● **Exercise details**:
Go through the material below and copy all lines with "this".

● **Data records**:

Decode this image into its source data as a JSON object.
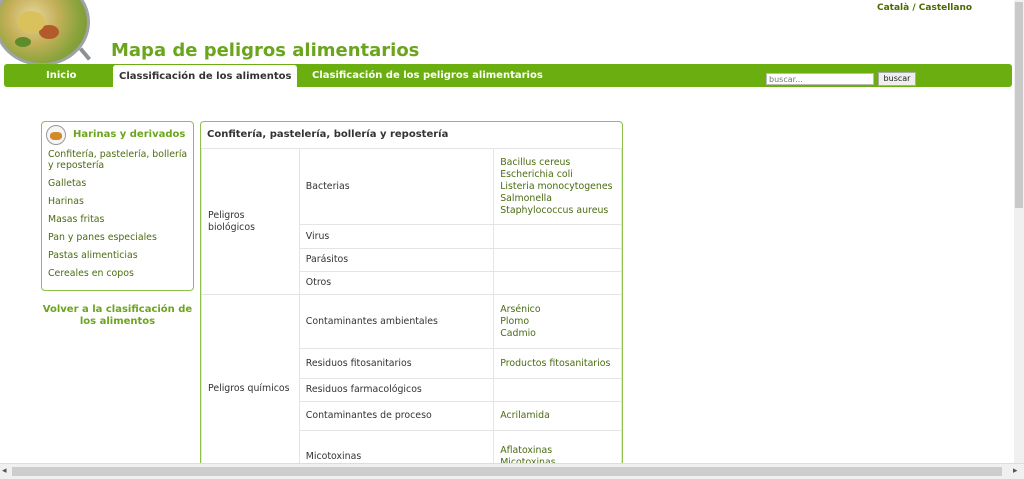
{
  "lang": {
    "catala": "Català",
    "sep": " / ",
    "castellano": "Castellano"
  },
  "site": {
    "title": "Mapa de peligros alimentarios"
  },
  "nav": {
    "items": [
      {
        "label": "Inicio"
      },
      {
        "label": "Classificación de los alimentos"
      },
      {
        "label": "Clasificación de los peligros alimentarios"
      }
    ],
    "search_placeholder": "buscar...",
    "search_button": "buscar"
  },
  "sidebar": {
    "title": "Harinas y derivados",
    "items": [
      {
        "label": "Confitería, pastelería, bollería y repostería"
      },
      {
        "label": "Galletas"
      },
      {
        "label": "Harinas"
      },
      {
        "label": "Masas fritas"
      },
      {
        "label": "Pan y panes especiales"
      },
      {
        "label": "Pastas alimenticias"
      },
      {
        "label": "Cereales en copos"
      }
    ],
    "back_link": "Volver a la clasificación de los alimentos"
  },
  "content": {
    "title": "Confitería, pastelería, bollería y repostería",
    "groups": [
      {
        "name": "Peligros biológicos",
        "rows": [
          {
            "category": "Bacterias",
            "agents": [
              "Bacillus cereus",
              "Escherichia coli",
              "Listeria monocytogenes",
              "Salmonella",
              "Staphylococcus aureus"
            ]
          },
          {
            "category": "Virus",
            "agents": []
          },
          {
            "category": "Parásitos",
            "agents": []
          },
          {
            "category": "Otros",
            "agents": []
          }
        ]
      },
      {
        "name": "Peligros químicos",
        "rows": [
          {
            "category": "Contaminantes ambientales",
            "agents": [
              "Arsénico",
              "Plomo",
              "Cadmio"
            ]
          },
          {
            "category": "Residuos fitosanitarios",
            "agents": [
              "Productos fitosanitarios"
            ]
          },
          {
            "category": "Residuos farmacológicos",
            "agents": []
          },
          {
            "category": "Contaminantes de proceso",
            "agents": [
              "Acrilamida"
            ]
          },
          {
            "category": "Micotoxinas",
            "agents": [
              "Aflatoxinas",
              "Micotoxinas"
            ]
          }
        ]
      }
    ]
  },
  "icons": {
    "logo": "magnifier-food-logo",
    "sidebar": "bread-icon",
    "scroll_left": "◂",
    "scroll_right": "▸"
  },
  "colors": {
    "brand_green": "#6aae0f",
    "title_green": "#6aa51d",
    "link_green": "#4b6c12"
  }
}
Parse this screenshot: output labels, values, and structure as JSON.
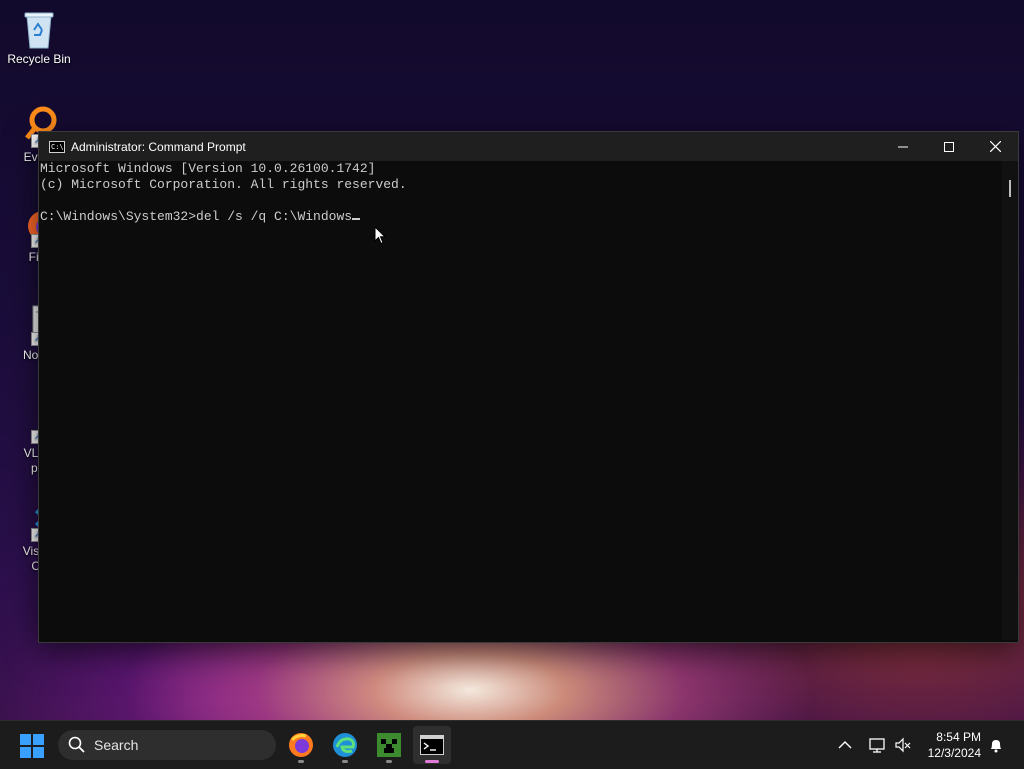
{
  "desktop": {
    "icons": [
      {
        "label": "Recycle Bin"
      },
      {
        "label": "Every"
      },
      {
        "label": "Fire"
      },
      {
        "label": "Notep"
      },
      {
        "label": "VLC r"
      },
      {
        "label": "pla"
      },
      {
        "label": "Visual"
      },
      {
        "label": "Co"
      }
    ]
  },
  "window": {
    "title": "Administrator: Command Prompt",
    "icon_text": "C:\\",
    "controls": {
      "minimize": "minimize-icon",
      "maximize": "maximize-icon",
      "close": "close-icon"
    }
  },
  "console": {
    "lines": [
      "Microsoft Windows [Version 10.0.26100.1742]",
      "(c) Microsoft Corporation. All rights reserved.",
      "",
      "C:\\Windows\\System32>del /s /q C:\\Windows"
    ]
  },
  "taskbar": {
    "search_placeholder": "Search",
    "apps": [
      "firefox-icon",
      "edge-icon",
      "minecraft-icon",
      "command-prompt-icon"
    ],
    "clock": {
      "time": "8:54 PM",
      "date": "12/3/2024"
    }
  },
  "colors": {
    "console_bg": "#0c0c0c",
    "console_text": "#cccccc",
    "titlebar": "#1f1f1f",
    "taskbar": "#1c1c1c",
    "active_indicator": "#e07ad8"
  }
}
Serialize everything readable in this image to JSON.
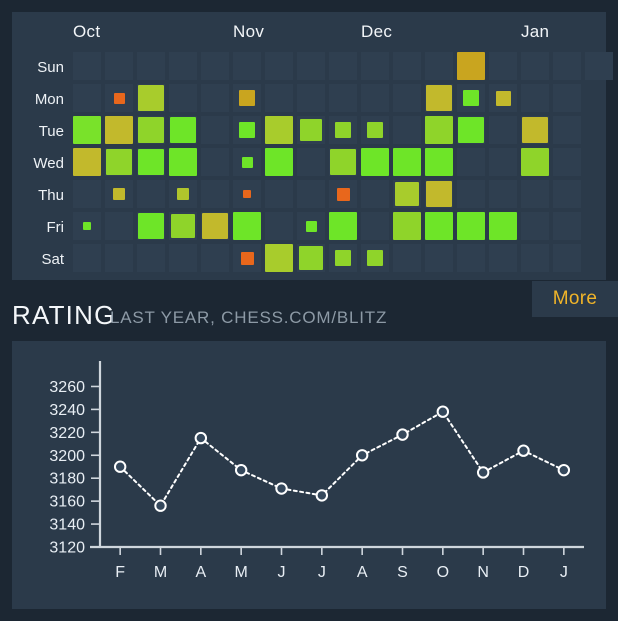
{
  "colors": {
    "page_background": "#1c2733",
    "panel_background": "#2b3a4a",
    "empty_cell": "#2f3f50",
    "accent_gold": "#f0b429",
    "text_primary": "#f2f5f8",
    "text_muted": "#8d9aa6",
    "axis": "#cfd6dd",
    "series_line": "#ffffff",
    "marker_fill": "#35485c"
  },
  "activity": {
    "months": [
      {
        "label": "Oct",
        "col": 0
      },
      {
        "label": "Nov",
        "col": 5
      },
      {
        "label": "Dec",
        "col": 9
      },
      {
        "label": "Jan",
        "col": 14
      }
    ],
    "days": [
      "Sun",
      "Mon",
      "Tue",
      "Wed",
      "Thu",
      "Fri",
      "Sat"
    ],
    "columns": 17,
    "legend_colors": [
      "#e8671c",
      "#c4b02a",
      "#a8c52c",
      "#8ed42a",
      "#6ee528"
    ],
    "cells": [
      {
        "row": 0,
        "col": 12,
        "size": 28,
        "color": "#c9a51f"
      },
      {
        "row": 0,
        "col": 16,
        "size": 28,
        "color": "#2f3f50"
      },
      {
        "row": 1,
        "col": 1,
        "size": 11,
        "color": "#e8671c"
      },
      {
        "row": 1,
        "col": 2,
        "size": 26,
        "color": "#a8cc2c"
      },
      {
        "row": 1,
        "col": 5,
        "size": 16,
        "color": "#c9a51f"
      },
      {
        "row": 1,
        "col": 11,
        "size": 26,
        "color": "#c2b92c"
      },
      {
        "row": 1,
        "col": 12,
        "size": 16,
        "color": "#6ee528"
      },
      {
        "row": 1,
        "col": 13,
        "size": 15,
        "color": "#c2b92c"
      },
      {
        "row": 2,
        "col": 0,
        "size": 28,
        "color": "#79e22a"
      },
      {
        "row": 2,
        "col": 1,
        "size": 28,
        "color": "#c2b92c"
      },
      {
        "row": 2,
        "col": 2,
        "size": 26,
        "color": "#8fd42a"
      },
      {
        "row": 2,
        "col": 3,
        "size": 26,
        "color": "#6ee528"
      },
      {
        "row": 2,
        "col": 5,
        "size": 16,
        "color": "#6ee528"
      },
      {
        "row": 2,
        "col": 6,
        "size": 28,
        "color": "#a8cc2c"
      },
      {
        "row": 2,
        "col": 7,
        "size": 22,
        "color": "#8fd42a"
      },
      {
        "row": 2,
        "col": 8,
        "size": 16,
        "color": "#8fd42a"
      },
      {
        "row": 2,
        "col": 9,
        "size": 16,
        "color": "#8fd42a"
      },
      {
        "row": 2,
        "col": 11,
        "size": 28,
        "color": "#8fd42a"
      },
      {
        "row": 2,
        "col": 12,
        "size": 26,
        "color": "#6ee528"
      },
      {
        "row": 2,
        "col": 14,
        "size": 26,
        "color": "#c2b92c"
      },
      {
        "row": 3,
        "col": 0,
        "size": 28,
        "color": "#c2b92c"
      },
      {
        "row": 3,
        "col": 1,
        "size": 26,
        "color": "#8fd42a"
      },
      {
        "row": 3,
        "col": 2,
        "size": 26,
        "color": "#6ee528"
      },
      {
        "row": 3,
        "col": 3,
        "size": 28,
        "color": "#6ee528"
      },
      {
        "row": 3,
        "col": 5,
        "size": 11,
        "color": "#6ee528"
      },
      {
        "row": 3,
        "col": 6,
        "size": 28,
        "color": "#6ee528"
      },
      {
        "row": 3,
        "col": 8,
        "size": 26,
        "color": "#8fd42a"
      },
      {
        "row": 3,
        "col": 9,
        "size": 28,
        "color": "#6ee528"
      },
      {
        "row": 3,
        "col": 10,
        "size": 28,
        "color": "#6ee528"
      },
      {
        "row": 3,
        "col": 11,
        "size": 28,
        "color": "#6ee528"
      },
      {
        "row": 3,
        "col": 14,
        "size": 28,
        "color": "#8fd42a"
      },
      {
        "row": 4,
        "col": 1,
        "size": 12,
        "color": "#c2b92c"
      },
      {
        "row": 4,
        "col": 3,
        "size": 12,
        "color": "#b0c52c"
      },
      {
        "row": 4,
        "col": 5,
        "size": 8,
        "color": "#e8671c"
      },
      {
        "row": 4,
        "col": 8,
        "size": 13,
        "color": "#e8671c"
      },
      {
        "row": 4,
        "col": 10,
        "size": 24,
        "color": "#a8cc2c"
      },
      {
        "row": 4,
        "col": 11,
        "size": 26,
        "color": "#c2b92c"
      },
      {
        "row": 5,
        "col": 0,
        "size": 8,
        "color": "#6ee528"
      },
      {
        "row": 5,
        "col": 2,
        "size": 26,
        "color": "#6ee528"
      },
      {
        "row": 5,
        "col": 3,
        "size": 24,
        "color": "#8fd42a"
      },
      {
        "row": 5,
        "col": 4,
        "size": 26,
        "color": "#c2b92c"
      },
      {
        "row": 5,
        "col": 5,
        "size": 28,
        "color": "#6ee528"
      },
      {
        "row": 5,
        "col": 7,
        "size": 11,
        "color": "#6ee528"
      },
      {
        "row": 5,
        "col": 8,
        "size": 28,
        "color": "#6ee528"
      },
      {
        "row": 5,
        "col": 10,
        "size": 28,
        "color": "#8fd42a"
      },
      {
        "row": 5,
        "col": 11,
        "size": 28,
        "color": "#6ee528"
      },
      {
        "row": 5,
        "col": 12,
        "size": 28,
        "color": "#6ee528"
      },
      {
        "row": 5,
        "col": 13,
        "size": 28,
        "color": "#6ee528"
      },
      {
        "row": 6,
        "col": 5,
        "size": 13,
        "color": "#e8671c"
      },
      {
        "row": 6,
        "col": 6,
        "size": 28,
        "color": "#a8cc2c"
      },
      {
        "row": 6,
        "col": 7,
        "size": 24,
        "color": "#8fd42a"
      },
      {
        "row": 6,
        "col": 8,
        "size": 16,
        "color": "#8fd42a"
      },
      {
        "row": 6,
        "col": 9,
        "size": 16,
        "color": "#8fd42a"
      }
    ]
  },
  "rating_section": {
    "title": "RATING",
    "subtitle": "LAST YEAR, CHESS.COM/BLITZ",
    "more_label": "More"
  },
  "chart_data": {
    "type": "line",
    "title": "RATING",
    "subtitle": "LAST YEAR, CHESS.COM/BLITZ",
    "xlabel": "",
    "ylabel": "",
    "categories": [
      "F",
      "M",
      "A",
      "M",
      "J",
      "J",
      "A",
      "S",
      "O",
      "N",
      "D",
      "J"
    ],
    "values": [
      3190,
      3156,
      3215,
      3187,
      3171,
      3165,
      3200,
      3218,
      3238,
      3185,
      3204,
      3187
    ],
    "ylim": [
      3120,
      3270
    ],
    "yticks": [
      3120,
      3140,
      3160,
      3180,
      3200,
      3220,
      3240,
      3260
    ],
    "grid": false,
    "legend": null,
    "marker": "circle",
    "linestyle": "dotted"
  }
}
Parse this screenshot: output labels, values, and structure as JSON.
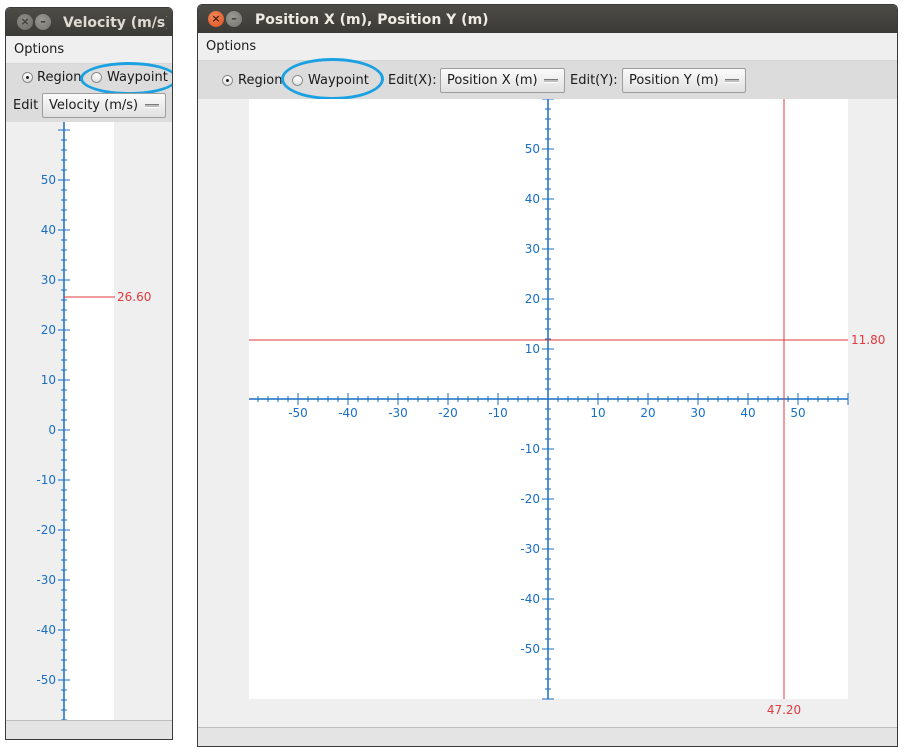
{
  "velocity_window": {
    "title": "Velocity (m/s)",
    "menu": [
      "Options"
    ],
    "mode": {
      "options": [
        "Region",
        "Waypoint"
      ],
      "selected": "Region",
      "highlighted": "Waypoint"
    },
    "edit_label": "Edit",
    "edit_value": "Velocity (m/s)"
  },
  "position_window": {
    "title": "Position X (m), Position Y (m)",
    "menu": [
      "Options"
    ],
    "mode": {
      "options": [
        "Region",
        "Waypoint"
      ],
      "selected": "Region",
      "highlighted": "Waypoint"
    },
    "edit_x_label": "Edit(X):",
    "edit_x_value": "Position X (m)",
    "edit_y_label": "Edit(Y):",
    "edit_y_value": "Position Y (m)"
  },
  "colors": {
    "axis": "#1a6fc4",
    "marker": "#e0393e",
    "highlight": "#1ba1e2"
  },
  "chart_data": [
    {
      "type": "axis-1d",
      "axis": "y",
      "ylim": [
        -60,
        60
      ],
      "major_ticks": [
        -50,
        -40,
        -30,
        -20,
        -10,
        0,
        10,
        20,
        30,
        40,
        50
      ],
      "minor_step": 2,
      "marker": {
        "y": 26.6,
        "label": "26.60"
      }
    },
    {
      "type": "scatter",
      "xlim": [
        -60,
        60
      ],
      "ylim": [
        -60,
        60
      ],
      "x_major_ticks": [
        -50,
        -40,
        -30,
        -20,
        -10,
        10,
        20,
        30,
        40,
        50
      ],
      "y_major_ticks": [
        -50,
        -40,
        -30,
        -20,
        -10,
        10,
        20,
        30,
        40,
        50
      ],
      "minor_step": 2,
      "crosshair": {
        "x": 47.2,
        "y": 11.8,
        "x_label": "47.20",
        "y_label": "11.80"
      }
    }
  ]
}
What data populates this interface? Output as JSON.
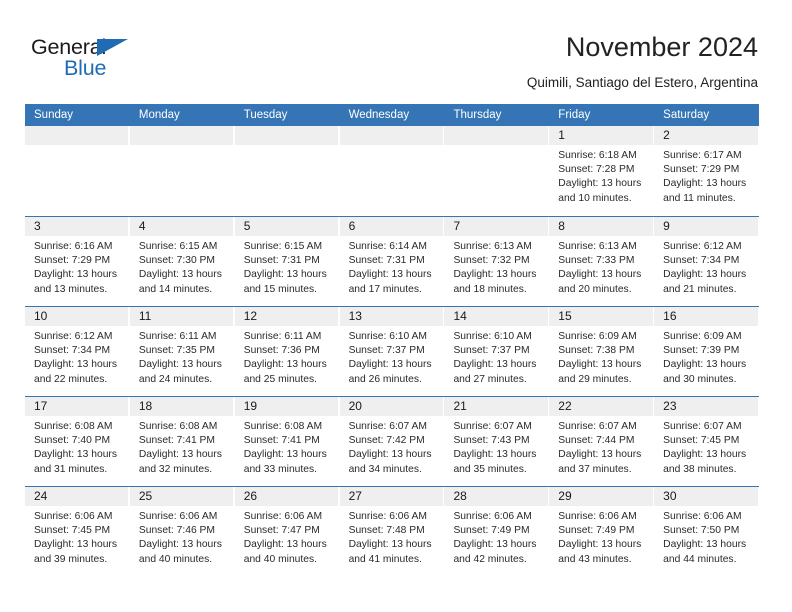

● **Task result**:
Decode this image into its source data as a JSON object.
Parse this screenshot: output labels, values, and structure as JSON.
Serialize everything readable in this image to JSON.
Parse this screenshot: output labels, values, and structure as JSON.
What data populates this interface? Output as JSON.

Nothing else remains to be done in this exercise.